“Including two minor league games, Kazmir now has 18 strikeouts and three walks in his 16 innings of work — evidence, at the very least, that he’s solved the control problems that led to his release by Angels in 2011. In the wake of his previous turn, a scout who had been watching his progress told Baseball Prospectus’ John Perrotto, “He’s not as good as he was when was making All-Star teams with Tampa Bay, but he’s pitching pretty darn well… He’s got most of his velocity back, and his change-up has been outstanding. I think he’s ready to get big-league hitters out again.” [Jaffe/SI.com]
Continuing the conversation on journalism and paid content– “Consumer demand for credible news and information is greater than ever. The problem is the 100-year-old model for producing it is forever broken. That’s why more attention must be paid to finding new ways to produce quality journalism — efficiently, at scale and at a price supported by mobile CPMs, which at best are 50% lower than desktop CPMs, which if you’re lucky come in two-thirds lower than print CPMs. In other words, a high-cost newsroom structure built for the print age will never work in a smartphone or tablet world.” [DVorkin/Forbes]

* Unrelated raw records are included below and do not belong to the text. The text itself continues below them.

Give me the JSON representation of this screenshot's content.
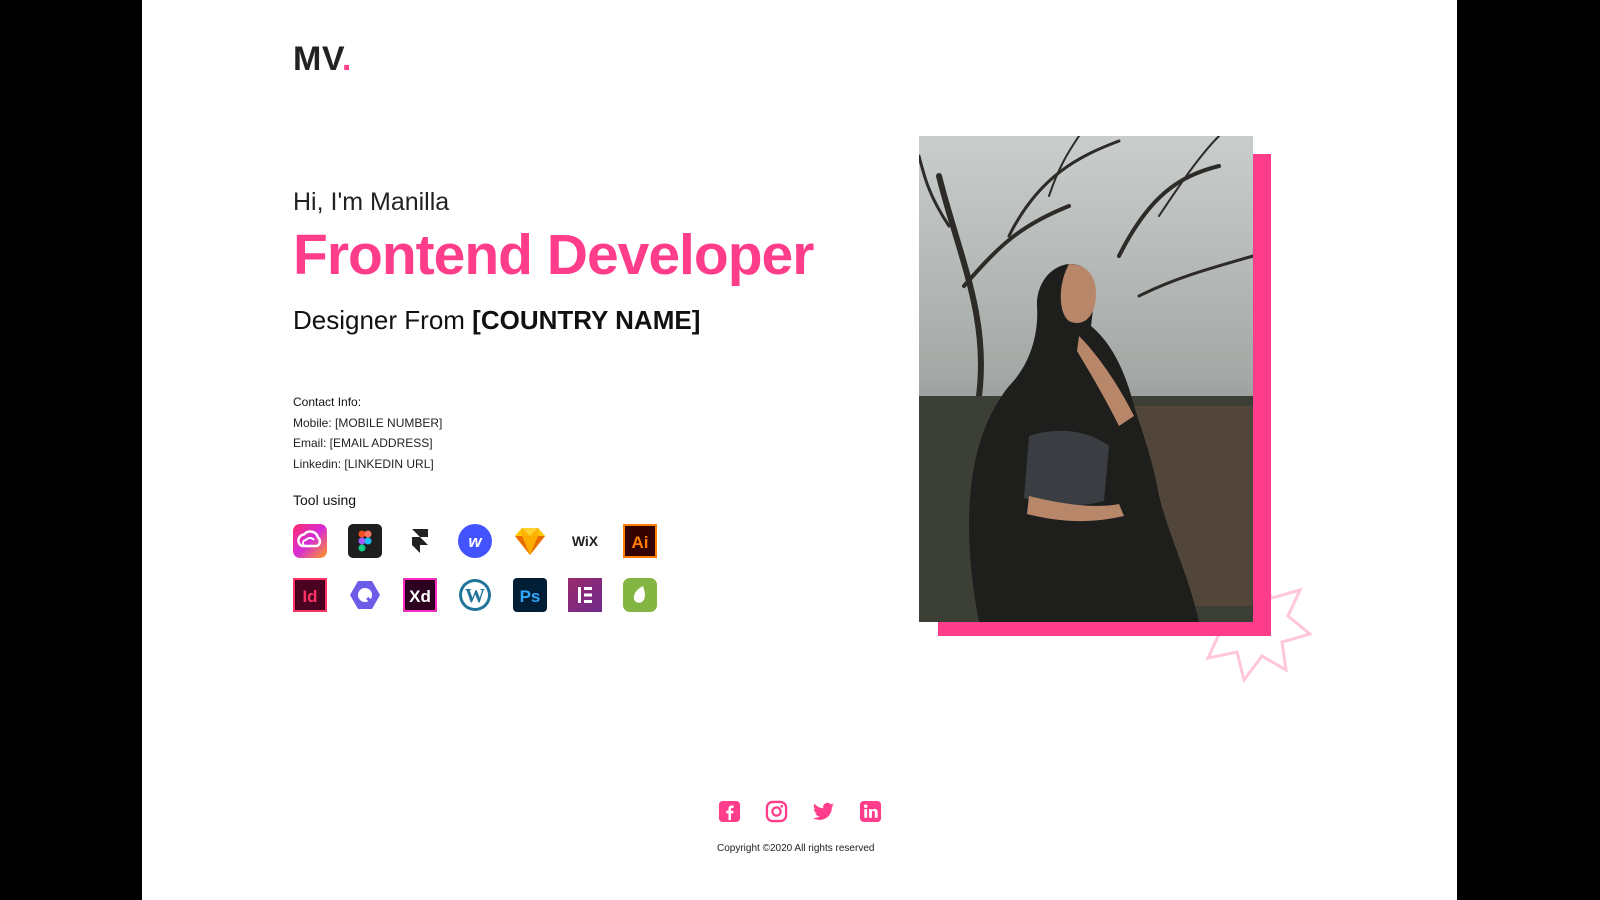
{
  "brand": {
    "logo_text": "MV",
    "logo_dot": ".",
    "accent_color": "#ff3d8b"
  },
  "hero": {
    "greeting": "Hi, I'm Manilla",
    "headline": "Frontend Developer",
    "subline_prefix": "Designer From ",
    "subline_country": "[COUNTRY NAME]"
  },
  "contact": {
    "title": "Contact Info:",
    "mobile": "Mobile: [MOBILE NUMBER]",
    "email": "Email: [EMAIL ADDRESS]",
    "linkedin": "Linkedin: [LINKEDIN URL]"
  },
  "tools": {
    "title": "Tool using",
    "row1": [
      {
        "name": "adobe-creative-cloud-icon",
        "label": ""
      },
      {
        "name": "figma-icon",
        "label": ""
      },
      {
        "name": "framer-icon",
        "label": ""
      },
      {
        "name": "webflow-icon",
        "label": "w"
      },
      {
        "name": "sketch-icon",
        "label": ""
      },
      {
        "name": "wix-icon",
        "label": "WiX"
      },
      {
        "name": "illustrator-icon",
        "label": "Ai"
      }
    ],
    "row2": [
      {
        "name": "indesign-icon",
        "label": "Id"
      },
      {
        "name": "quant-icon",
        "label": ""
      },
      {
        "name": "adobe-xd-icon",
        "label": "Xd"
      },
      {
        "name": "wordpress-icon",
        "label": ""
      },
      {
        "name": "photoshop-icon",
        "label": "Ps"
      },
      {
        "name": "elementor-icon",
        "label": ""
      },
      {
        "name": "envato-icon",
        "label": ""
      }
    ]
  },
  "footer": {
    "socials": [
      "facebook-icon",
      "instagram-icon",
      "twitter-icon",
      "linkedin-icon"
    ],
    "copyright": "Copyright ©2020 All rights reserved"
  }
}
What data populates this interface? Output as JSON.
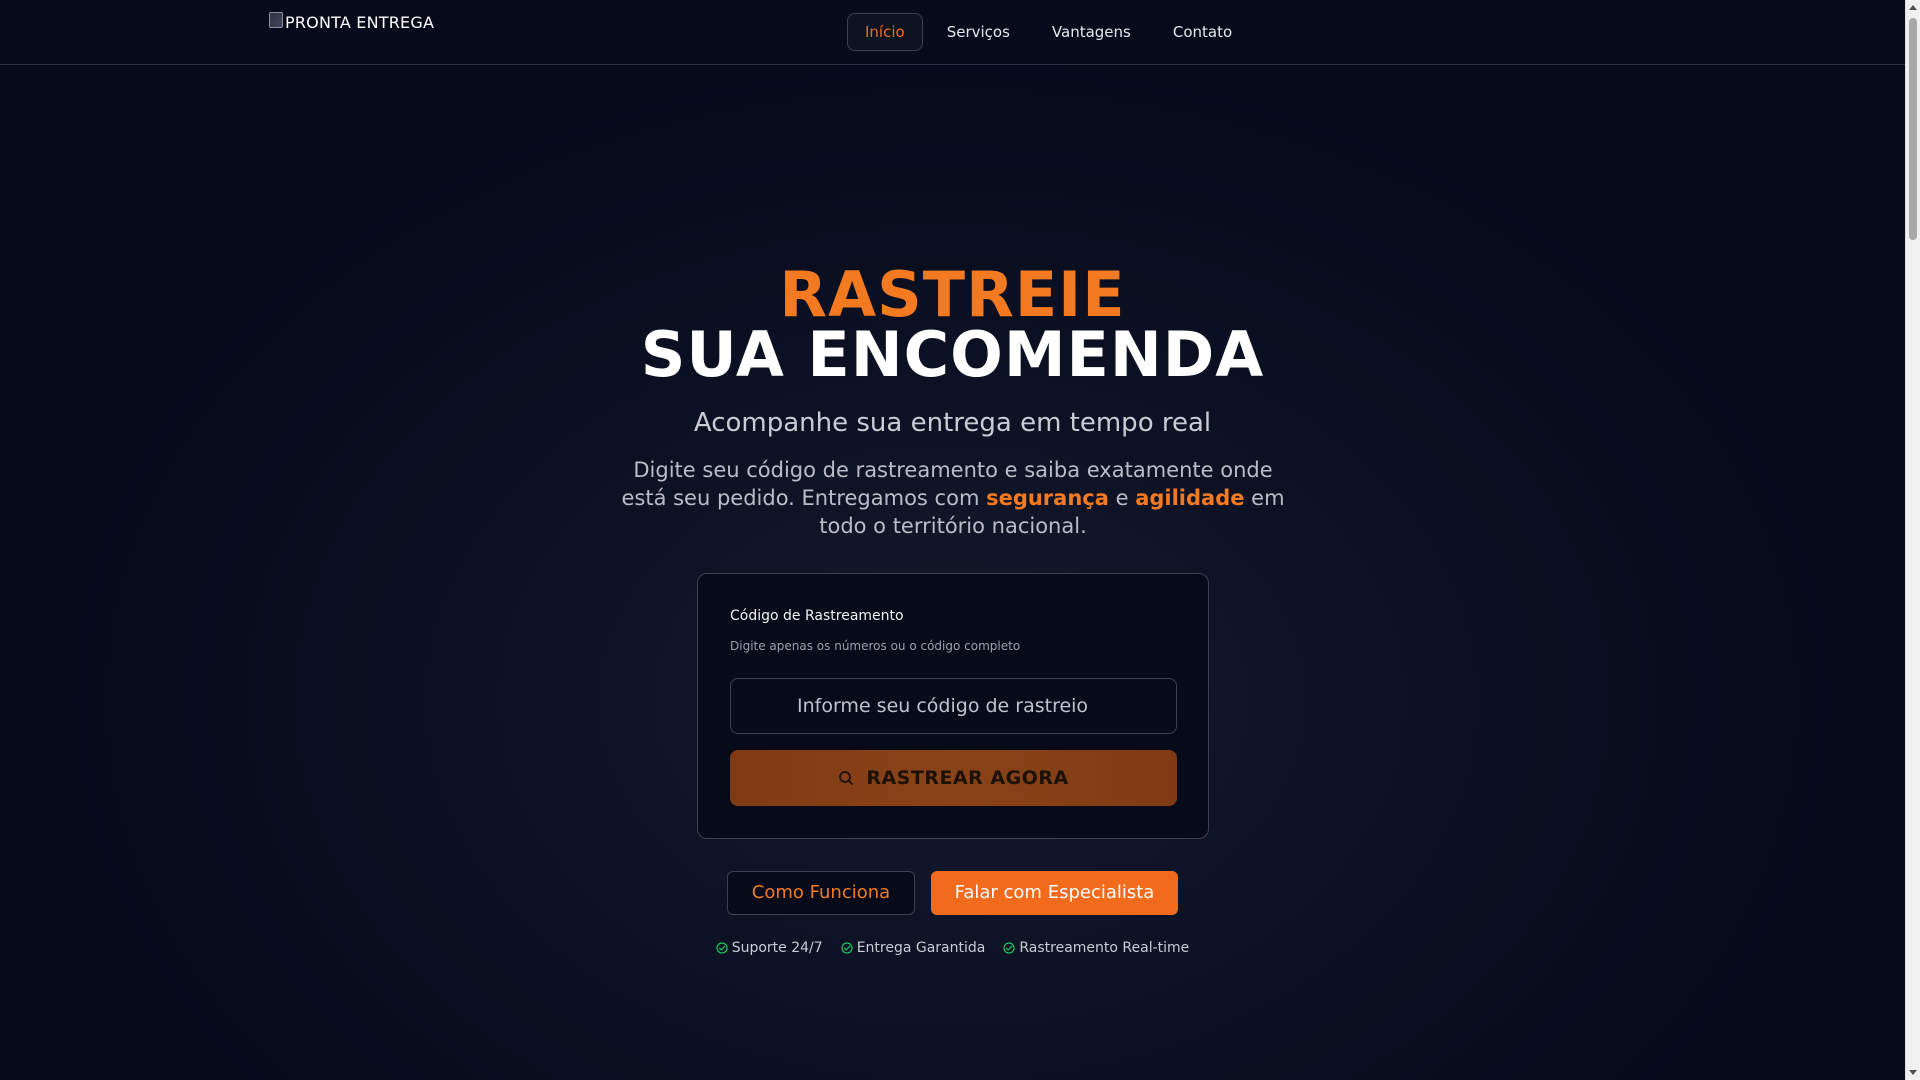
{
  "brand": {
    "logo_alt": "PRONTA ENTREGA"
  },
  "nav": {
    "items": [
      {
        "label": "Início",
        "active": true
      },
      {
        "label": "Serviços",
        "active": false
      },
      {
        "label": "Vantagens",
        "active": false
      },
      {
        "label": "Contato",
        "active": false
      }
    ]
  },
  "hero": {
    "title_line1": "RASTREIE",
    "title_line2": "SUA ENCOMENDA",
    "subtitle": "Acompanhe sua entrega em tempo real",
    "desc_part1": "Digite seu código de rastreamento e saiba exatamente onde está seu pedido. Entregamos com ",
    "desc_highlight1": "segurança",
    "desc_part2": " e ",
    "desc_highlight2": "agilidade",
    "desc_part3": " em todo o território nacional."
  },
  "tracking": {
    "label": "Código de Rastreamento",
    "hint": "Digite apenas os números ou o código completo",
    "input_value": "",
    "placeholder": "Informe seu código de rastreio",
    "button_label": "RASTREAR AGORA"
  },
  "actions": {
    "secondary_label": "Como Funciona",
    "primary_label": "Falar com Especialista"
  },
  "features": [
    {
      "label": "Suporte 24/7",
      "icon": "check-circle-icon"
    },
    {
      "label": "Entrega Garantida",
      "icon": "check-circle-icon"
    },
    {
      "label": "Rastreamento Real-time",
      "icon": "check-circle-icon"
    }
  ],
  "colors": {
    "accent": "#f47a22",
    "background": "#060a1b",
    "check": "#22c55e"
  }
}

“Passion always keeps the bubble from bursting completely. Sport is still at its core a passion purchase, the industry having perfected the illusion that it is an essential part of life. People care, and while the business of caring can overcome antipathy over strikes and lockouts, losing seasons and losses of innocence, PEDs and ticket increases, passion itself isn’t enough. The public has a finite amount of money in its wallet. The defining headlines since 2007 have been acutely financial. In a time of high unemployment, low job creation, few new markets and retrenchment, oddly, there still seemed to be money for sports. A closer look at the bubble itself reveals a largely stagnant industry — except for skyrocketing media rights to broadcast sports on television, iPads and cell phones.” [Bryant/ESPN]

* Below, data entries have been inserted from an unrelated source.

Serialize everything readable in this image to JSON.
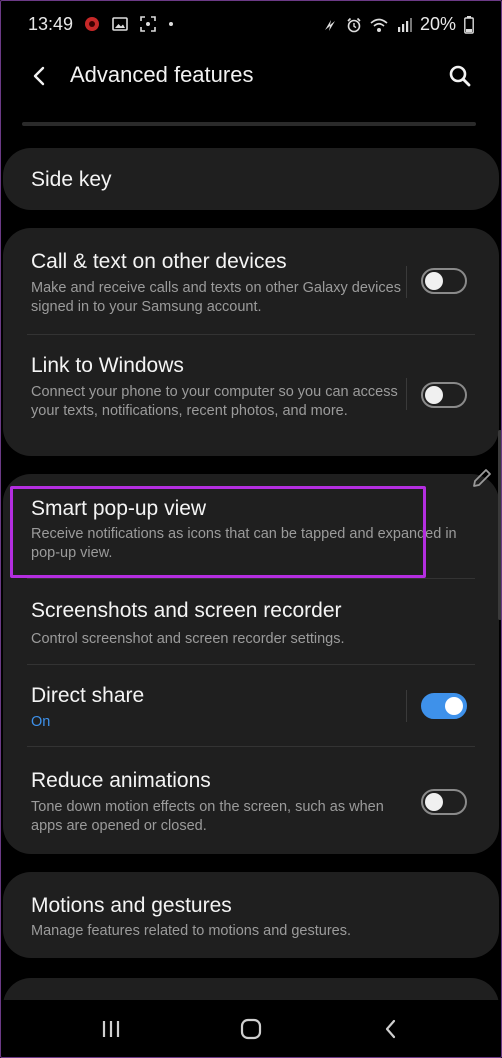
{
  "status_bar": {
    "time": "13:49",
    "battery": "20%",
    "left_icons": [
      "notification-app-icon",
      "gallery-icon",
      "screenshot-icon",
      "dot-icon"
    ],
    "right_icons": [
      "nfc-icon",
      "alarm-icon",
      "wifi-icon",
      "signal-icon",
      "battery-icon"
    ]
  },
  "header": {
    "title": "Advanced features",
    "back_icon": "chevron-left-icon",
    "search_icon": "search-icon"
  },
  "side_key": {
    "title": "Side key"
  },
  "connectivity": {
    "call_text": {
      "title": "Call & text on other devices",
      "desc": "Make and receive calls and texts on other Galaxy devices signed in to your Samsung account.",
      "enabled": false
    },
    "link_windows": {
      "title": "Link to Windows",
      "desc": "Connect your phone to your computer so you can access your texts, notifications, recent photos, and more.",
      "enabled": false
    }
  },
  "features": {
    "smart_popup": {
      "title": "Smart pop-up view",
      "desc": "Receive notifications as icons that can be tapped and expanded in pop-up view."
    },
    "screenshots": {
      "title": "Screenshots and screen recorder",
      "desc": "Control screenshot and screen recorder settings."
    },
    "direct_share": {
      "title": "Direct share",
      "status": "On",
      "enabled": true
    },
    "reduce_animations": {
      "title": "Reduce animations",
      "desc": "Tone down motion effects on the screen, such as when apps are opened or closed.",
      "enabled": false
    }
  },
  "motions": {
    "title": "Motions and gestures",
    "desc": "Manage features related to motions and gestures."
  },
  "colors": {
    "accent": "#3e91ea",
    "highlight": "#b42ee0",
    "card": "#1f1f1f",
    "background": "#000000"
  },
  "nav_bar": {
    "icons": [
      "recents-icon",
      "home-icon",
      "back-icon"
    ]
  }
}
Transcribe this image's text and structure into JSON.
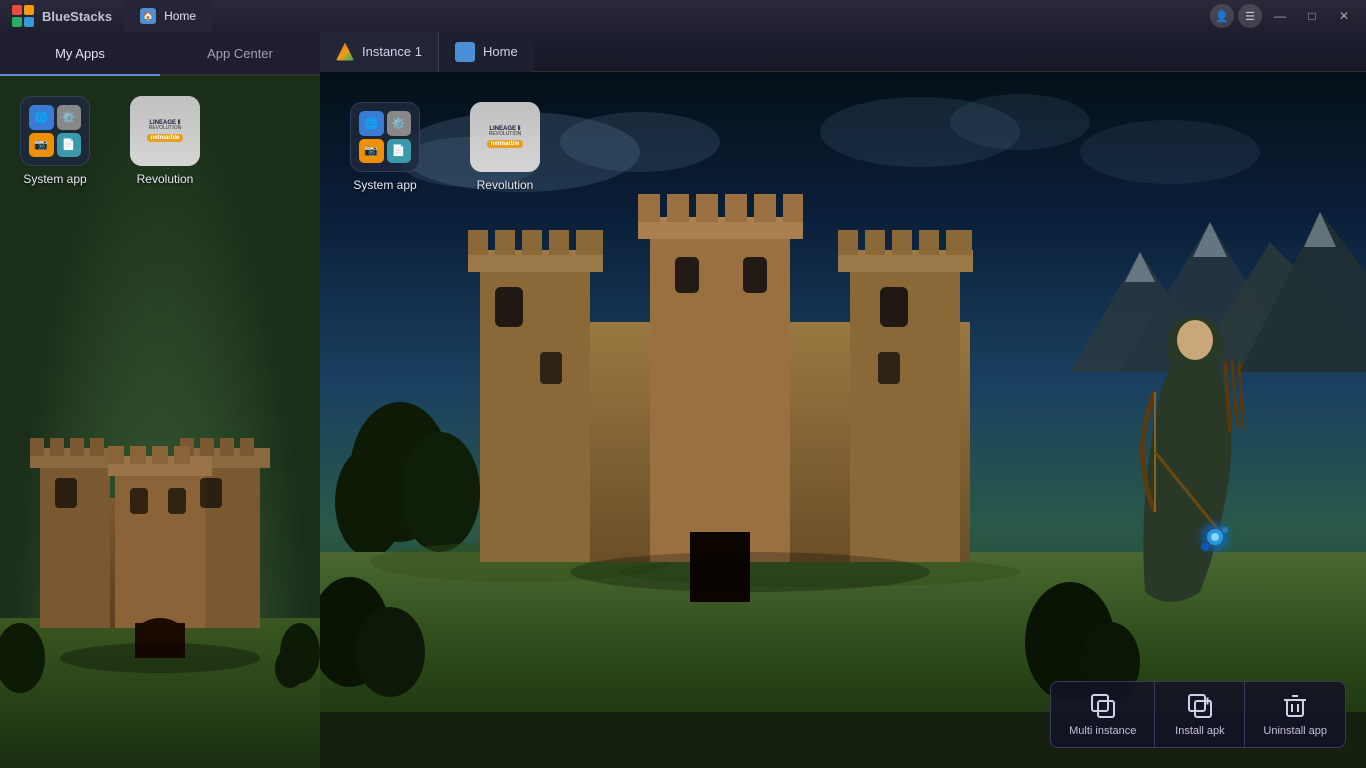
{
  "app": {
    "name": "BlueStacks",
    "logo_label": "BS"
  },
  "main_window": {
    "title_bar": {
      "tab_label": "Home",
      "minimize": "—",
      "maximize": "□",
      "close": "✕"
    }
  },
  "left_panel": {
    "tabs": [
      {
        "id": "my-apps",
        "label": "My Apps",
        "active": true
      },
      {
        "id": "app-center",
        "label": "App Center",
        "active": false
      }
    ],
    "apps": [
      {
        "id": "system-app",
        "label": "System app"
      },
      {
        "id": "revolution",
        "label": "Revolution"
      }
    ]
  },
  "instance_window": {
    "tab1": {
      "label": "Instance 1"
    },
    "tab2": {
      "label": "Home"
    },
    "apps": [
      {
        "id": "system-app",
        "label": "System app"
      },
      {
        "id": "revolution",
        "label": "Revolution"
      }
    ]
  },
  "toolbar": {
    "buttons": [
      {
        "id": "multi-instance",
        "label": "Multi instance",
        "icon": "⊞"
      },
      {
        "id": "install-apk",
        "label": "Install apk",
        "icon": "⊕"
      },
      {
        "id": "uninstall-app",
        "label": "Uninstall app",
        "icon": "🗑"
      }
    ]
  }
}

“Giambi has always been popular in the clubhouse for his ability to laugh at himself and his generosity. Members of the Yankees support staff, who depended on playoff bonuses to augment meager salaries, would rave about Giambi taking up their cause. When his former coach in Oakland, Ron Washington, now the manager of the Texas Rangers, sustained damage to his New Orleans home after Hurricane Katrina, Giambi wrote a check, no questions asked.
He was also revered in the Rockies’ clubhouse, where a photo of Giambi celebrating a game-ending homer — bat flipped high in the air — still hangs in a hallway above the word “character.” This would seem incongruous to those inclined to dismiss Giambi’s career with a different word: steroids. The Rockies were not among those people.” [Kepner/NY Times]